Work to complete »
Select the lines below containing the word "time".

Material for this exercise »
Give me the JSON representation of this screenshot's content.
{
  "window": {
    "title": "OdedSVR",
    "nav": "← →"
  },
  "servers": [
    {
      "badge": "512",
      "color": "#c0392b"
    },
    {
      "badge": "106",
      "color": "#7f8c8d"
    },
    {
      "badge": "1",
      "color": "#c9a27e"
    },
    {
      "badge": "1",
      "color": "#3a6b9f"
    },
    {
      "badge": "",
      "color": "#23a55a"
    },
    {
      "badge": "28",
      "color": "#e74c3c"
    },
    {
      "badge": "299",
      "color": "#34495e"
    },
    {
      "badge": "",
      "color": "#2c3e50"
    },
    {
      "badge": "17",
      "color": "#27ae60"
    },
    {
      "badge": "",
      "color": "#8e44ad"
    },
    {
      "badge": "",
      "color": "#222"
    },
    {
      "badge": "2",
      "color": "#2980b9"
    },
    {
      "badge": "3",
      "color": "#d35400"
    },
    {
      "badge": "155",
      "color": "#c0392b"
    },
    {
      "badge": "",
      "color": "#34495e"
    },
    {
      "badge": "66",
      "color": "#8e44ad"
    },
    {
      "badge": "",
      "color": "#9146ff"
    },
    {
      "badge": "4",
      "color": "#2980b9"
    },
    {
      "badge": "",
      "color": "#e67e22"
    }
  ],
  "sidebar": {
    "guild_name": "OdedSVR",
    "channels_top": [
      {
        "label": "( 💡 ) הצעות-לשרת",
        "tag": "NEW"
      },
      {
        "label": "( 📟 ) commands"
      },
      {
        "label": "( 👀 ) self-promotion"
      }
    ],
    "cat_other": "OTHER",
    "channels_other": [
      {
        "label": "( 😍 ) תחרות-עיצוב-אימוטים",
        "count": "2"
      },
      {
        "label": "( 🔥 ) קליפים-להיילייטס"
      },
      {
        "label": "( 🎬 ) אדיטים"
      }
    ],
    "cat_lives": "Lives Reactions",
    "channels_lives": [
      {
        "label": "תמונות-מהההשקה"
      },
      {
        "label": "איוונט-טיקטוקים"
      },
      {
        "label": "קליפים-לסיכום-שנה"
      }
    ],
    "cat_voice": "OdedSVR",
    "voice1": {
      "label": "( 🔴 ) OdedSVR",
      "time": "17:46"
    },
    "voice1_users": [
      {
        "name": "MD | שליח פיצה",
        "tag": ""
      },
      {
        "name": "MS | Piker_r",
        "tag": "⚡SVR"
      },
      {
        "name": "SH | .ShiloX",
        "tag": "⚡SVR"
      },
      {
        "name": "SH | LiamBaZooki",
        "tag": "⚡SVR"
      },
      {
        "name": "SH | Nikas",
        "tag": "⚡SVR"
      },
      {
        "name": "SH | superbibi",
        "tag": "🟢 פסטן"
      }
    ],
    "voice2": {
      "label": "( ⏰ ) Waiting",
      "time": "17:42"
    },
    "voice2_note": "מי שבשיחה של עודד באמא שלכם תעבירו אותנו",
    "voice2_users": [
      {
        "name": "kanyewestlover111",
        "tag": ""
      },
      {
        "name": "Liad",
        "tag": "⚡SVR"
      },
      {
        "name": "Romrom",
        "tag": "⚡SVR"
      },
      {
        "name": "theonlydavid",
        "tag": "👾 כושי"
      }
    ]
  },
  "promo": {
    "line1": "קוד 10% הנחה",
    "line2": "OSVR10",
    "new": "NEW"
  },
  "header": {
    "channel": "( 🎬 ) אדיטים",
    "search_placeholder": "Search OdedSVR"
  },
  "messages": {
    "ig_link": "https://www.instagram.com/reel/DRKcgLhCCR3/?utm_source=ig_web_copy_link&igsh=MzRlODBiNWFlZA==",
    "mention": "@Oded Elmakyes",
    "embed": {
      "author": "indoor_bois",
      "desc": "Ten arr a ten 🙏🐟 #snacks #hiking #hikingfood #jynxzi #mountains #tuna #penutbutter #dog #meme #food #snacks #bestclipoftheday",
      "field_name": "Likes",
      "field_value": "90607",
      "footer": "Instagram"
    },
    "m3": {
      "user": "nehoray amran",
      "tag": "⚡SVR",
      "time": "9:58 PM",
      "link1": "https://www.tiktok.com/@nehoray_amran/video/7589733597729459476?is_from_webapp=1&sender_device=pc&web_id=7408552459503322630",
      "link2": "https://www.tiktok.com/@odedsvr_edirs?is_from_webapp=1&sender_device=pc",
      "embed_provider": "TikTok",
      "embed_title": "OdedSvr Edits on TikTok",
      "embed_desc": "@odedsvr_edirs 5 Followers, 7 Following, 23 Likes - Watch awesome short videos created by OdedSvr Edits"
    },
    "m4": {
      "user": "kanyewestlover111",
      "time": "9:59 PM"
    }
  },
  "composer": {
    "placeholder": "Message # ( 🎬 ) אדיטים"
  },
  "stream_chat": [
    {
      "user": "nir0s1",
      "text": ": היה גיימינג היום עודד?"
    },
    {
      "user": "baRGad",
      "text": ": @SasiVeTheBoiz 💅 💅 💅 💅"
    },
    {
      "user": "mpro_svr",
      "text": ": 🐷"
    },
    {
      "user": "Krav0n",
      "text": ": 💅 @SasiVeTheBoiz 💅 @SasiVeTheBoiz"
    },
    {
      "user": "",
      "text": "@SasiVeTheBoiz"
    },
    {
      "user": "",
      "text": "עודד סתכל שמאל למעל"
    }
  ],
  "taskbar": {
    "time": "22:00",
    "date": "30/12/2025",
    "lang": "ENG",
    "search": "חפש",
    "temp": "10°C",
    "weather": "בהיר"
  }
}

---

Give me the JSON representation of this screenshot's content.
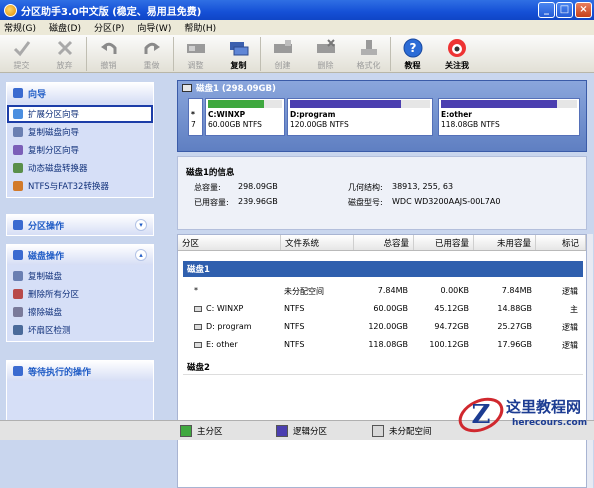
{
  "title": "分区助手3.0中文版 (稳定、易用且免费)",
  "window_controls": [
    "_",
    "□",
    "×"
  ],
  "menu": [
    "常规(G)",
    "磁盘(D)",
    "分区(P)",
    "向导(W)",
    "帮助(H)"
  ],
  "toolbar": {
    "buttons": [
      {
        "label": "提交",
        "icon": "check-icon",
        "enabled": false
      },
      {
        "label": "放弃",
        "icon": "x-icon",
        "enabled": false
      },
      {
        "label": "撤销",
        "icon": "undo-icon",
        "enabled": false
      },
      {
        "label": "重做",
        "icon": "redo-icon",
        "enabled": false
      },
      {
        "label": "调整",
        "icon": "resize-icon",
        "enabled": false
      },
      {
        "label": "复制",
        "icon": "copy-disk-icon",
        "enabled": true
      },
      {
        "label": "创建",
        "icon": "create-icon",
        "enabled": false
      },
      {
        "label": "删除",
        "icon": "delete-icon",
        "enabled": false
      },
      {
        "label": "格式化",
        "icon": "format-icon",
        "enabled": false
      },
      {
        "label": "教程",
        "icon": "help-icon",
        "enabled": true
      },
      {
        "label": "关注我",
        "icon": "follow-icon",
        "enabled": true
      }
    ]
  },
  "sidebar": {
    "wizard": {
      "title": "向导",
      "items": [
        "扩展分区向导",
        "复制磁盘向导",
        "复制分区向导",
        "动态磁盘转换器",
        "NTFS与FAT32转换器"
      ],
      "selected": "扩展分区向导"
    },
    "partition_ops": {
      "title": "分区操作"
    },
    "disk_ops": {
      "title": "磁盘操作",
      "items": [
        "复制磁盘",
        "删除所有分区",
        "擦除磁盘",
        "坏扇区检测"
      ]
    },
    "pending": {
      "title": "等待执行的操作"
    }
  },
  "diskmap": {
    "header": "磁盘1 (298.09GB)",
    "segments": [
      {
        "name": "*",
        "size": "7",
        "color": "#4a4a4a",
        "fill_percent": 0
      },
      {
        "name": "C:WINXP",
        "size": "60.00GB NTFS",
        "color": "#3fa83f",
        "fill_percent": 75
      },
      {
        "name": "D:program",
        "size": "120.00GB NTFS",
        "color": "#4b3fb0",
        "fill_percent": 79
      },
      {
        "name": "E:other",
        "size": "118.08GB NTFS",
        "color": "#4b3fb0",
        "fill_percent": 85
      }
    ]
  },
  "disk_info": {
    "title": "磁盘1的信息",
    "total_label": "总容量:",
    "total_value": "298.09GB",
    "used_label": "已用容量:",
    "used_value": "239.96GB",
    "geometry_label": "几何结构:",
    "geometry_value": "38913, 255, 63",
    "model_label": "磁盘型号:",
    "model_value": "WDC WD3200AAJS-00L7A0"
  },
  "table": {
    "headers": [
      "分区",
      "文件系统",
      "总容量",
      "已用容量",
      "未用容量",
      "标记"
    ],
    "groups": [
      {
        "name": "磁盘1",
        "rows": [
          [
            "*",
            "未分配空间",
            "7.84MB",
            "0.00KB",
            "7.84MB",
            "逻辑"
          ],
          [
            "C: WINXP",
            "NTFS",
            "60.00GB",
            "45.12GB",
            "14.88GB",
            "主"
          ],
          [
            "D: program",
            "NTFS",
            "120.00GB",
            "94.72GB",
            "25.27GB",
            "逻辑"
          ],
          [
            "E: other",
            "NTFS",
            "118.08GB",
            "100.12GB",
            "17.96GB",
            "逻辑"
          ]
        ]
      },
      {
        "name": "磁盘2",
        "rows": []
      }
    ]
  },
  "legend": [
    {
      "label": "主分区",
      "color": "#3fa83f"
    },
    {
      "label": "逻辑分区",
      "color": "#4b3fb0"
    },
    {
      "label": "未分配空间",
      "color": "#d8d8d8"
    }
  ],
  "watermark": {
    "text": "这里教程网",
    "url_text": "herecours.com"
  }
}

Solved problem »
      "time": "17:46"
      "time": "17:42"
      "time": "9:58 PM",
      "time": "9:59 PM"
    "time": "22:00",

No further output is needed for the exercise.